In Python, you have to pay attention to line breaks and indentation:
If you paid attention to the last example you'll notice some other things too:
- Don't use parentheses on the if/else statement conditional
- Instead of containing an if/else with curly braces, start it with
:and indent anything after that to include in the if statement, end it by going back to the original line indent
Since there aren't any parentheses used for a if/else statement in Python, conditional statements are more conversational and easier to read at a glance. Instead of using
or. Instead of using
! to note the opposite of a variable, use
not. There is also a more conversational way to check for a null object in Python, using
is (not) None.
Check for null in Python:
Now you might be asking, what about the
else part of the if/else statement? Simple, go back to the same indentation line that the
if starts on, add an
else:, then indent anything after that to include in the
else block.
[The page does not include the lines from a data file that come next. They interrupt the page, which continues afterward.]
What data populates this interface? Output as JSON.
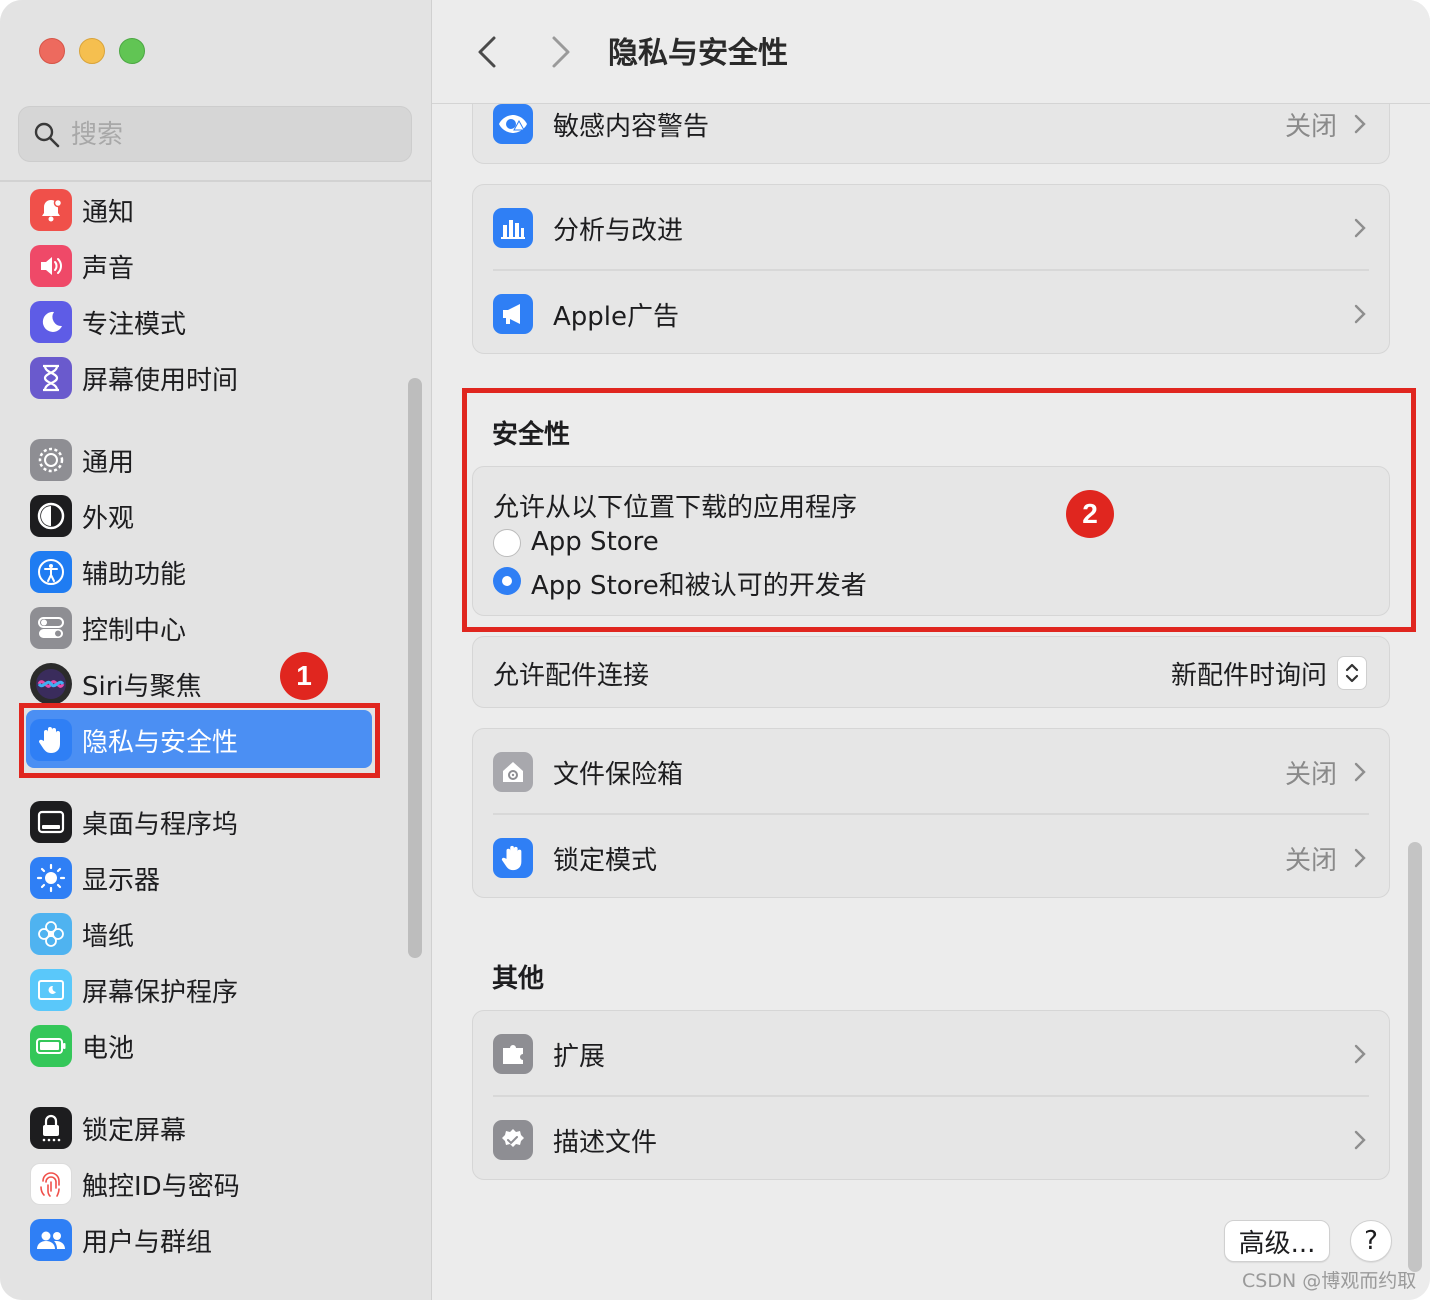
{
  "window": {
    "title": "隐私与安全性"
  },
  "search": {
    "placeholder": "搜索"
  },
  "sidebar": {
    "items": [
      {
        "label": "通知",
        "icon": "bell-icon",
        "color": "#f0504a"
      },
      {
        "label": "声音",
        "icon": "speaker-icon",
        "color": "#ef4968"
      },
      {
        "label": "专注模式",
        "icon": "moon-icon",
        "color": "#5e5ce6"
      },
      {
        "label": "屏幕使用时间",
        "icon": "hourglass-icon",
        "color": "#6a5acd"
      },
      {
        "label": "通用",
        "icon": "gear-icon",
        "color": "#8e8e93"
      },
      {
        "label": "外观",
        "icon": "appearance-icon",
        "color": "#1d1d1f"
      },
      {
        "label": "辅助功能",
        "icon": "accessibility-icon",
        "color": "#1f7cf2"
      },
      {
        "label": "控制中心",
        "icon": "toggles-icon",
        "color": "#8e8e93"
      },
      {
        "label": "Siri与聚焦",
        "icon": "siri-icon",
        "color": "#2b2b2b"
      },
      {
        "label": "隐私与安全性",
        "icon": "hand-icon",
        "color": "#2f7ff5",
        "selected": true
      },
      {
        "label": "桌面与程序坞",
        "icon": "dock-icon",
        "color": "#1d1d1f"
      },
      {
        "label": "显示器",
        "icon": "sun-icon",
        "color": "#2f7ff5"
      },
      {
        "label": "墙纸",
        "icon": "flower-icon",
        "color": "#4fb3f0"
      },
      {
        "label": "屏幕保护程序",
        "icon": "screensaver-icon",
        "color": "#5ac8fa"
      },
      {
        "label": "电池",
        "icon": "battery-icon",
        "color": "#34c759"
      },
      {
        "label": "锁定屏幕",
        "icon": "lock-icon",
        "color": "#1d1d1f"
      },
      {
        "label": "触控ID与密码",
        "icon": "fingerprint-icon",
        "color": "#ffffff"
      },
      {
        "label": "用户与群组",
        "icon": "users-icon",
        "color": "#2f7ff5"
      }
    ]
  },
  "main": {
    "rows_top": [
      {
        "label": "敏感内容警告",
        "value": "关闭",
        "icon": "eye-warning-icon"
      }
    ],
    "rows_analytics": [
      {
        "label": "分析与改进",
        "icon": "chart-icon"
      },
      {
        "label": "Apple广告",
        "icon": "megaphone-icon"
      }
    ],
    "security": {
      "title": "安全性",
      "prompt": "允许从以下位置下载的应用程序",
      "options": [
        {
          "label": "App Store",
          "selected": false
        },
        {
          "label": "App Store和被认可的开发者",
          "selected": true
        }
      ]
    },
    "accessories": {
      "label": "允许配件连接",
      "value": "新配件时询问"
    },
    "rows_vault": [
      {
        "label": "文件保险箱",
        "value": "关闭",
        "icon": "house-safe-icon"
      },
      {
        "label": "锁定模式",
        "value": "关闭",
        "icon": "hand-icon"
      }
    ],
    "other": {
      "title": "其他",
      "rows": [
        {
          "label": "扩展",
          "icon": "puzzle-icon"
        },
        {
          "label": "描述文件",
          "icon": "badge-check-icon"
        }
      ]
    },
    "buttons": {
      "advanced": "高级...",
      "help": "?"
    }
  },
  "annotations": {
    "badge1": "1",
    "badge2": "2"
  },
  "watermark": "CSDN @博观而约取",
  "colors": {
    "accent": "#2f7ff5",
    "selection": "#4b8ff3",
    "annotation": "#e0261f"
  }
}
End the block by returning to the same line that the original
if started on. The syntax for an
else if is a little different, using
else if, but other than that it's the same Python structure.
For further reading, check out the style guide for Python.
- Snake_Byte #37: Traversing Data with List Comprehensions - September 21, 2017